(Items from an interface collection)
....

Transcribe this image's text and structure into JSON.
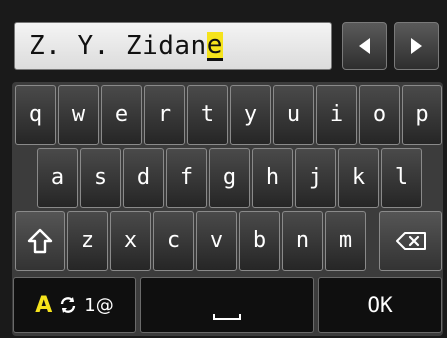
{
  "input": {
    "text_before_caret": "Z. Y. Zidan",
    "caret_char": "e"
  },
  "arrows": {
    "left_icon": "left-triangle-icon",
    "right_icon": "right-triangle-icon"
  },
  "keyboard": {
    "row1": [
      "q",
      "w",
      "e",
      "r",
      "t",
      "y",
      "u",
      "i",
      "o",
      "p"
    ],
    "row2": [
      "a",
      "s",
      "d",
      "f",
      "g",
      "h",
      "j",
      "k",
      "l"
    ],
    "row3": [
      "z",
      "x",
      "c",
      "v",
      "b",
      "n",
      "m"
    ],
    "shift_icon": "shift-arrow-icon",
    "backspace_icon": "backspace-icon"
  },
  "bottom": {
    "mode_current": "A",
    "mode_next": "1@",
    "mode_icon": "switch-cycle-icon",
    "space_icon": "space-icon",
    "ok_label": "OK"
  },
  "colors": {
    "accent_yellow": "#f5e31c",
    "key_border": "#8a8a8a",
    "background": "#1a1a1a"
  }
}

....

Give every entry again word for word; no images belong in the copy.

Result:
Transcribe this image's text and structure into JSON.
{
  "input": {
    "text_before_caret": "Z. Y. Zidan",
    "caret_char": "e"
  },
  "arrows": {
    "left_icon": "left-triangle-icon",
    "right_icon": "right-triangle-icon"
  },
  "keyboard": {
    "row1": [
      "q",
      "w",
      "e",
      "r",
      "t",
      "y",
      "u",
      "i",
      "o",
      "p"
    ],
    "row2": [
      "a",
      "s",
      "d",
      "f",
      "g",
      "h",
      "j",
      "k",
      "l"
    ],
    "row3": [
      "z",
      "x",
      "c",
      "v",
      "b",
      "n",
      "m"
    ],
    "shift_icon": "shift-arrow-icon",
    "backspace_icon": "backspace-icon"
  },
  "bottom": {
    "mode_current": "A",
    "mode_next": "1@",
    "mode_icon": "switch-cycle-icon",
    "space_icon": "space-icon",
    "ok_label": "OK"
  },
  "colors": {
    "accent_yellow": "#f5e31c",
    "key_border": "#8a8a8a",
    "background": "#1a1a1a"
  }
}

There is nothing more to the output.